The remaining afternoon was spent repacking my Rubik's Cube of gear. Fitting everything together for such a long trip had taken a lot of time developing a system to make it fit and I'd had to destroy it for the air flight. It took a long time, in part due to the number of people coming to chat about the bike. It was 4 pm by the time I rode out the door to find gas and head west. When it dawned on me I was in Houston on the east side, I quickly gave up on the idea of trying to get across town in rush hour traffic. I ran the bike slowly down the service road to make any remaining gas last a bit longer and made it to the gas station, used a credit card and pumped my own gas for the first time in almost 7 months. Definitely back in the USA!
I picked a hotel just a couple of blocks from the gas station. The manager was a Hispanic lady and to my surprise I recognized her Mexican accent and asked if she was from Mexico City. She was surprised, as was I, that I had pinned the accent accurately.
My room was very nice, but I felt out of place in it, as if visiting a museum or a store display. Now that my bike and gear were all accounted for, I felt in a daze, an emptiness as if I were hollow. It's difficult to explain, as it wasn't sadness for the trip ending as I expected, just a complete sense of emptiness. I didn't want to talk to anyone, see anyone, or interact with anyone.
I couldn't bring myself to write, look at photos or do anything. The adjacent Chinese restaurant was where I had my first iced tea in over 7 months and the change of food was nice. I stared out the dark tinted windows into the parking lot as customers came and went. I stared at nothing, with an empty mind and an empty heart. I guess the overload of 7 months of ingesting sights, sounds, stresses and hard physical challenges had overloaded my circuits and the body had taken control. It was determined to take a break.
That evening I lay in bed, many thoughts trying to enter my mind but each rejected. Ahead lay many decisions and directions, but now was not the time.

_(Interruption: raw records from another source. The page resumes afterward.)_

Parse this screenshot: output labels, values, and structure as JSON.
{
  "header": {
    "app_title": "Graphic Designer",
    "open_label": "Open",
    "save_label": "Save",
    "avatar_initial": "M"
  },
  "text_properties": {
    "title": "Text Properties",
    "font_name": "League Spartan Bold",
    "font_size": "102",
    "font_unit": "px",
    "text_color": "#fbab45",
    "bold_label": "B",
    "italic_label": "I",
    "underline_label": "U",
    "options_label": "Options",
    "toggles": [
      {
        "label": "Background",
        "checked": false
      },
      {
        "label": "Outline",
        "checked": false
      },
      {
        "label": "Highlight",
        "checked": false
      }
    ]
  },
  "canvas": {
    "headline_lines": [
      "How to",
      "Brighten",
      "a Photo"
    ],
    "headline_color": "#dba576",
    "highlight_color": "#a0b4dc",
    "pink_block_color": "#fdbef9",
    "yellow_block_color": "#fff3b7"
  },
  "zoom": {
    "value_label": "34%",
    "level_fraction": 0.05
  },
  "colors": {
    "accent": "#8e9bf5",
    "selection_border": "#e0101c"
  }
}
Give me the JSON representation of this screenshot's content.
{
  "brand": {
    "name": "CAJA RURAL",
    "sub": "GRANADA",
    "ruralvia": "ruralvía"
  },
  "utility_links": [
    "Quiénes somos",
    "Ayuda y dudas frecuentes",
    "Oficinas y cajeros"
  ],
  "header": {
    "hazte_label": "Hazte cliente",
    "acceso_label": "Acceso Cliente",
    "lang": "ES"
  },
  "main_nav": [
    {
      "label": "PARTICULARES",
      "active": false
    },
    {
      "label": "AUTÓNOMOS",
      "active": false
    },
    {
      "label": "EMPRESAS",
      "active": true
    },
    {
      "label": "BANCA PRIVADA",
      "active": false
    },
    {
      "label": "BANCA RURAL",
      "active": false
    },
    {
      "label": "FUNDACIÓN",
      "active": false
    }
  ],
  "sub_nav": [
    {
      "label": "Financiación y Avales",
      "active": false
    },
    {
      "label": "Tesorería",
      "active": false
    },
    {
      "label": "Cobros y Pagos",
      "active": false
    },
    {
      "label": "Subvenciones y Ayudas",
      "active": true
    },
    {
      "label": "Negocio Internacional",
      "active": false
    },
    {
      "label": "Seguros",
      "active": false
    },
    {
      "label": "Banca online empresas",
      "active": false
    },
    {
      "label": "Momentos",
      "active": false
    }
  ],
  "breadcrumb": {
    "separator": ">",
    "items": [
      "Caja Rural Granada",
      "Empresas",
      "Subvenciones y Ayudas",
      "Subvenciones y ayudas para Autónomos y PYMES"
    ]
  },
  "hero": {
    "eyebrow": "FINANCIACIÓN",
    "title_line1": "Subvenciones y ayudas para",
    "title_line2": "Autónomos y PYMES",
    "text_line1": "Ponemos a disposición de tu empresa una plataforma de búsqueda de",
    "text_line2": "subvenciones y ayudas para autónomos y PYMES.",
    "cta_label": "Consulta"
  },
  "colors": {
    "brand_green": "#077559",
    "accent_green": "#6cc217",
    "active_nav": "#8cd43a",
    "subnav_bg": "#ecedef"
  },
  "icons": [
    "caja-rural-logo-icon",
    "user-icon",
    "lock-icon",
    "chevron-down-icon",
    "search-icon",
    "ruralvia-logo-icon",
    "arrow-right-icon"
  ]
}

The next morning, I packed my gear and loaded the bike, a surprisingly comforting process since it was now a familiar routine. The sound of the engine as it lumped along trying to warm up was soothing to my ears. My jacket and pants smelled and I hated putting them on, but I had to wait until I had a place to wash my clothes. Kicking my leg over the high seat and rolling out into morning traffic felt good. As the highway opened up and my speed increased, the city, and then the world became a better, brighter place. The future unknown, the direction of life unknown, the next day unknown. Somehow deep inside I was a different man, formed over the journey just completed and now fitting into my known world even less than ever.
I still longed for new lands and new people in spite of fatigue, and deep inside knew that the world I'd left months before would never satisfy my soul again...